Healthy Financial Habits to Cultivate for Strong Relationships

Practicing healthy money habits in a relationship involves creating a culture of openness and transparency in handling finances together. Establishing clear communication, setting shared financial goals, and respecting individual financial autonomy can help build a resilient financial partnership. Here are several approaches to ensure both partners feel secure and informed about their shared and individual finances:


Additional Resources

For couples looking to strengthen their financial relationship, here are several organizations and resources that can provide support, education and counseling:

  • Association for Financial Counseling & Planning Education (AFCPE): Offers resources and support for individuals and couples looking to improve their financial well-being. Their certified financial counselors and educators specialize in budgeting, saving, debt management and financial planning.
  • Couples Institute: Specializing in relationship counseling, the Couples Institute offers guidance on how couples can communicate more effectively about money. They provide strategies for discussing finances, setting shared goals and making financial decisions together.
  • Financial Therapy Association (FTA): For couples seeking a more in-depth approach to resolving financial conflicts and improving their relationship with money, the FTA provides resources and a directory of financial therapists. Financial therapy combines financial planning with emotional support to help couples understand the root of their financial behaviors and how to improve them.
  • National Foundation for Credit Counseling (NFCC): Offers a wide range of financial counseling services, including debt counseling, financial education, bankruptcy counseling and housing counseling. Their certified counselors can work with couples to develop a comprehensive financial plan and address their financial challenges.
  • Smart About Money (SAM): A program of the National Endowment for Financial Education, SAM offers free courses, tools and resources to help couples manage their finances more effectively. Topics include budgeting, debt reduction, planning for the future and other aspects of financial well-being.

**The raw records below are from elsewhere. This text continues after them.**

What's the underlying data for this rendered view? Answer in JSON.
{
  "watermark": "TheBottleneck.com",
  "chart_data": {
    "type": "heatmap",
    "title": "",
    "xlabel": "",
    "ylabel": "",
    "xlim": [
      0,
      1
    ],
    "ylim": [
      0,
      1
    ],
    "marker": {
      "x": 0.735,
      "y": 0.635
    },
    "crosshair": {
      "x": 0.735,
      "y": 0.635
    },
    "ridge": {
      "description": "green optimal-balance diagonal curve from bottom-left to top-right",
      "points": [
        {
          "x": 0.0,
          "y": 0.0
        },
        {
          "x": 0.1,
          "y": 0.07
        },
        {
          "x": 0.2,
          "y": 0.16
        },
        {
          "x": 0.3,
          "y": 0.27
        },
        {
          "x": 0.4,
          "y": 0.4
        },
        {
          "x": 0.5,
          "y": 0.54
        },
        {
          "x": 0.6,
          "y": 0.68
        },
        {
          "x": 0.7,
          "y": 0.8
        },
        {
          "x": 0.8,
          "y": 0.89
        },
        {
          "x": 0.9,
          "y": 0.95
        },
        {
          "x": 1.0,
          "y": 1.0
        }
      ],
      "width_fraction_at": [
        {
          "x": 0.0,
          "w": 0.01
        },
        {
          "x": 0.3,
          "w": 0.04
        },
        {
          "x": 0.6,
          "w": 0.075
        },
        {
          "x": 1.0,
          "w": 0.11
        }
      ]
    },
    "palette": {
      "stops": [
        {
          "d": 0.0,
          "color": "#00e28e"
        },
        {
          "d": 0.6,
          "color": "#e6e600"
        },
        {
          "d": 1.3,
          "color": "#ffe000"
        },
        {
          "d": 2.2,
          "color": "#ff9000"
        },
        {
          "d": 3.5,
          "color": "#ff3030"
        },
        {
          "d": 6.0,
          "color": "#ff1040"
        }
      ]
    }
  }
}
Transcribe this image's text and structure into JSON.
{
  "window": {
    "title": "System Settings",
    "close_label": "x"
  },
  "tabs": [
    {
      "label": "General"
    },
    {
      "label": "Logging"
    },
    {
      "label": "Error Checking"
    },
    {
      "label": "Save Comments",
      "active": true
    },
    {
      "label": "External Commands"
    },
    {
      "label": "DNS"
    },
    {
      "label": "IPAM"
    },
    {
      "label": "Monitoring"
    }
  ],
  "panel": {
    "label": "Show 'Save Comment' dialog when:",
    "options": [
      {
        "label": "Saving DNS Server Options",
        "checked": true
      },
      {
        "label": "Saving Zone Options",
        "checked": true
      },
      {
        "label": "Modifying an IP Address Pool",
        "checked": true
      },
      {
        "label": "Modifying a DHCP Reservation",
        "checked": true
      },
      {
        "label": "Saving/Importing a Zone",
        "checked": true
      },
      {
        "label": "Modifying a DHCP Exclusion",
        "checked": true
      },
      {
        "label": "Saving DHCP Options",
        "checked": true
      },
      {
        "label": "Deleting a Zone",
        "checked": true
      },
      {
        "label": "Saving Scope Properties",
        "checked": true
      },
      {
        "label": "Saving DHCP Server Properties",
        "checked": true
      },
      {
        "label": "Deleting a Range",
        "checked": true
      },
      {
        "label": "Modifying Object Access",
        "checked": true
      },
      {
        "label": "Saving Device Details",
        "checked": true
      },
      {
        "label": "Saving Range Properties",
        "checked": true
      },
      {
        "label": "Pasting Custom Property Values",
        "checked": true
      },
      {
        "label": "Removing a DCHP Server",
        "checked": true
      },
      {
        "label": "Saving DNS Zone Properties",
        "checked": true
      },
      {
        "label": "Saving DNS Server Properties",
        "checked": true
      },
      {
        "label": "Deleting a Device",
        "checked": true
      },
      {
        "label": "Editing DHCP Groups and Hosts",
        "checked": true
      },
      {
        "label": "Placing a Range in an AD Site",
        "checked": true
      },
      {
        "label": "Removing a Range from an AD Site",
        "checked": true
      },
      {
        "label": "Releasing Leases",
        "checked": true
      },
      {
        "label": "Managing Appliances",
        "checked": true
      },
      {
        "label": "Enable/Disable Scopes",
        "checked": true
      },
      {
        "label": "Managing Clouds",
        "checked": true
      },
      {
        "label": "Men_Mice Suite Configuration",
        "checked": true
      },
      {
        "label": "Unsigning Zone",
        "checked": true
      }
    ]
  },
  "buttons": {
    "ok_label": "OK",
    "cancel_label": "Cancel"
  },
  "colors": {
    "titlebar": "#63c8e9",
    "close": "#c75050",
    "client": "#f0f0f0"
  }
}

About Nathan Paulus

Nathan Paulus headshot

Nathan Paulus is the Head of Content Marketing at MoneyGeek, with nearly 10 years of experience researching and creating content related to personal finance and financial literacy.

Paulus has a bachelor's degree in English from the University of St. Thomas, Houston. He enjoys helping people from all walks of life build stronger financial foundations.